** Working data follows **

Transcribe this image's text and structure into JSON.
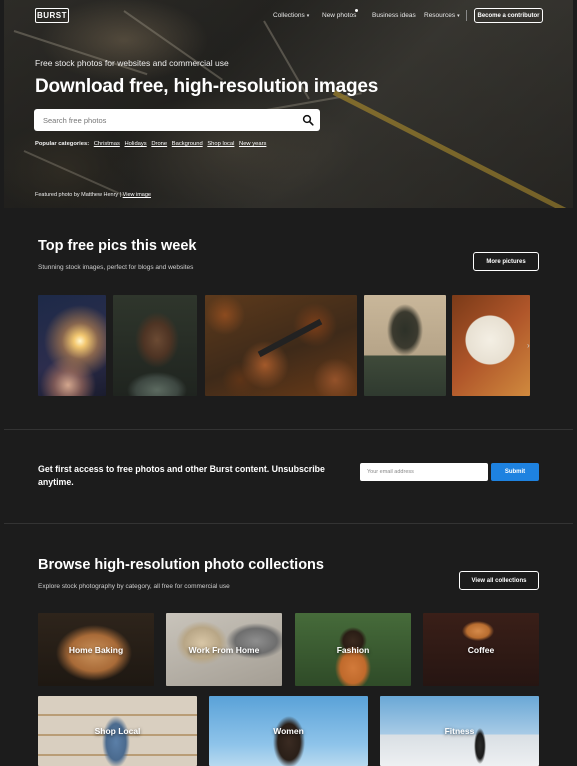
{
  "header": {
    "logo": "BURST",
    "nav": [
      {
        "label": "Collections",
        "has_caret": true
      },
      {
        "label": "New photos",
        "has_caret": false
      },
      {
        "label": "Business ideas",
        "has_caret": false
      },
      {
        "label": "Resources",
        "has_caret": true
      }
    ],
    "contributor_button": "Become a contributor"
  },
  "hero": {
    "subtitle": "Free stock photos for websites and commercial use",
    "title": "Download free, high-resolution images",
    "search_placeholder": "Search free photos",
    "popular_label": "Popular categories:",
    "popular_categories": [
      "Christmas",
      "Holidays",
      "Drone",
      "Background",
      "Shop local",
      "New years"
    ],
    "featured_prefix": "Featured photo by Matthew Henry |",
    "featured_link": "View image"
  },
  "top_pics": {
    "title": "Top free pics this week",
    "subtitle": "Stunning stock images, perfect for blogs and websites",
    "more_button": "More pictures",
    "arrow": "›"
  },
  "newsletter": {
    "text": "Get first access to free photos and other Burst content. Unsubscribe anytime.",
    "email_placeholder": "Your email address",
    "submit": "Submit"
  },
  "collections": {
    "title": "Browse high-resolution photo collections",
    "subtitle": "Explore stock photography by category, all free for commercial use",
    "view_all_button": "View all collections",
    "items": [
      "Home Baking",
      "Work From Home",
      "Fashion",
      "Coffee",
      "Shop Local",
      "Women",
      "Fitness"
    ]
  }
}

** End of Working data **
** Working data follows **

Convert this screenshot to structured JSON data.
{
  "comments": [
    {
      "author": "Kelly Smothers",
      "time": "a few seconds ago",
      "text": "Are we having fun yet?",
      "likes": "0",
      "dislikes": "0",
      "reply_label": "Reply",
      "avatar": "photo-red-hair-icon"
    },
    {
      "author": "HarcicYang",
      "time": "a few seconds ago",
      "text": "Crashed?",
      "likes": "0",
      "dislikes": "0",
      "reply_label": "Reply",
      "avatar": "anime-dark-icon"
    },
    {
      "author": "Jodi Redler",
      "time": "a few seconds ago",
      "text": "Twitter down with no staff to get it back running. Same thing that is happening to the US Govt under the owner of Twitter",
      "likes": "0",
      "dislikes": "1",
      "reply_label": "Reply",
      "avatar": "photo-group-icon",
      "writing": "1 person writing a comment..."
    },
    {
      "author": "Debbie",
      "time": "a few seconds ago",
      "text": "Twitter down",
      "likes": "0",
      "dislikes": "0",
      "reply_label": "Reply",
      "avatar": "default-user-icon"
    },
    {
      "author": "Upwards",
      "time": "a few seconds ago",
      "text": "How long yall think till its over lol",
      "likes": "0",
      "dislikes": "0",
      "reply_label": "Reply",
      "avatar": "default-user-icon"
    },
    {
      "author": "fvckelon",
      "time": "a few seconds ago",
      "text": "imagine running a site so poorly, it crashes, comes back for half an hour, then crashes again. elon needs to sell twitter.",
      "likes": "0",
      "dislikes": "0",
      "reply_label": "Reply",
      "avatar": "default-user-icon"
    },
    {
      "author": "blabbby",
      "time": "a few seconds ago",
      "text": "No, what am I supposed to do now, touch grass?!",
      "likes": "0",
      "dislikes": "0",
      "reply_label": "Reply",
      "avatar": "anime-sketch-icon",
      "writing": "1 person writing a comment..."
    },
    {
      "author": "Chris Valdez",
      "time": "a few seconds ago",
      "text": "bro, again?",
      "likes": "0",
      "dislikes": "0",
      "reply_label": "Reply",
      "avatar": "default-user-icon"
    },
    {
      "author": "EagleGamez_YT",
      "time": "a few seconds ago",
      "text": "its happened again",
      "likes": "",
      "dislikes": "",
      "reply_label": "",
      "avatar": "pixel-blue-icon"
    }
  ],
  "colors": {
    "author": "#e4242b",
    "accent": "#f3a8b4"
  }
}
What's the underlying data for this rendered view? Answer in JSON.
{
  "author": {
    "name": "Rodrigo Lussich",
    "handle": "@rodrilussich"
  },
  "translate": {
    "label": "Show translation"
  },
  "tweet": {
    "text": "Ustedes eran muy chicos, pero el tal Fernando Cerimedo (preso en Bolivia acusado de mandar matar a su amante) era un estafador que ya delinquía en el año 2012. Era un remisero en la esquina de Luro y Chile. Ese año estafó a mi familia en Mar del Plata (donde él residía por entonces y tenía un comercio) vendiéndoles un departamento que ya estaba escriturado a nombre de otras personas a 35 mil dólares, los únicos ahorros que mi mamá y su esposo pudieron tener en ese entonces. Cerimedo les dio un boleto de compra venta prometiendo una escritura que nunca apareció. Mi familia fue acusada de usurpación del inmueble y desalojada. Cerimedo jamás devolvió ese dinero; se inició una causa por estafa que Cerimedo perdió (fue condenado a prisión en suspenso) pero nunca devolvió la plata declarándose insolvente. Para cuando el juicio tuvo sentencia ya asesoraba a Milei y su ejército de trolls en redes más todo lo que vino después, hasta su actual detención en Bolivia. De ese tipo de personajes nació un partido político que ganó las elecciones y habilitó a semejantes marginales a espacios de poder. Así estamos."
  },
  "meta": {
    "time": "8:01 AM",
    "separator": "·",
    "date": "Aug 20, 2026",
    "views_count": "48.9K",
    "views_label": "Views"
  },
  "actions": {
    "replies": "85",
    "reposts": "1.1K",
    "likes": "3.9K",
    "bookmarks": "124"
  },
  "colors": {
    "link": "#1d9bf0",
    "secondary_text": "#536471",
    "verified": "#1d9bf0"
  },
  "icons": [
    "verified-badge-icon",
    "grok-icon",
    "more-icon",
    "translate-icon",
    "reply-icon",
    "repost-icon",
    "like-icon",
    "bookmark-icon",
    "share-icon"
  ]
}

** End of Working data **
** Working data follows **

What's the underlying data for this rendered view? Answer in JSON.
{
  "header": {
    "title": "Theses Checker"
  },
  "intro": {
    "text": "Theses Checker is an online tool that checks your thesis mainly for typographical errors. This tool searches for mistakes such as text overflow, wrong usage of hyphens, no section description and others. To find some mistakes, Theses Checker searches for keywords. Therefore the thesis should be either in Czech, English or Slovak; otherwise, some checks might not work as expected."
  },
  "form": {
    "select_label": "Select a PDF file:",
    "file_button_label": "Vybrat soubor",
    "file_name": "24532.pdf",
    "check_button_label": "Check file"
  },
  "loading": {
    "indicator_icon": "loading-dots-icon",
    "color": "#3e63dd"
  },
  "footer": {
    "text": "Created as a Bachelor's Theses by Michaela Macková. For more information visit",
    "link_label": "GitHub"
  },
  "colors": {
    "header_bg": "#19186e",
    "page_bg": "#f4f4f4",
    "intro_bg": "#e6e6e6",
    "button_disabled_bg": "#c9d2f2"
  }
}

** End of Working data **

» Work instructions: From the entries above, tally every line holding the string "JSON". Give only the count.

» Finished task: 4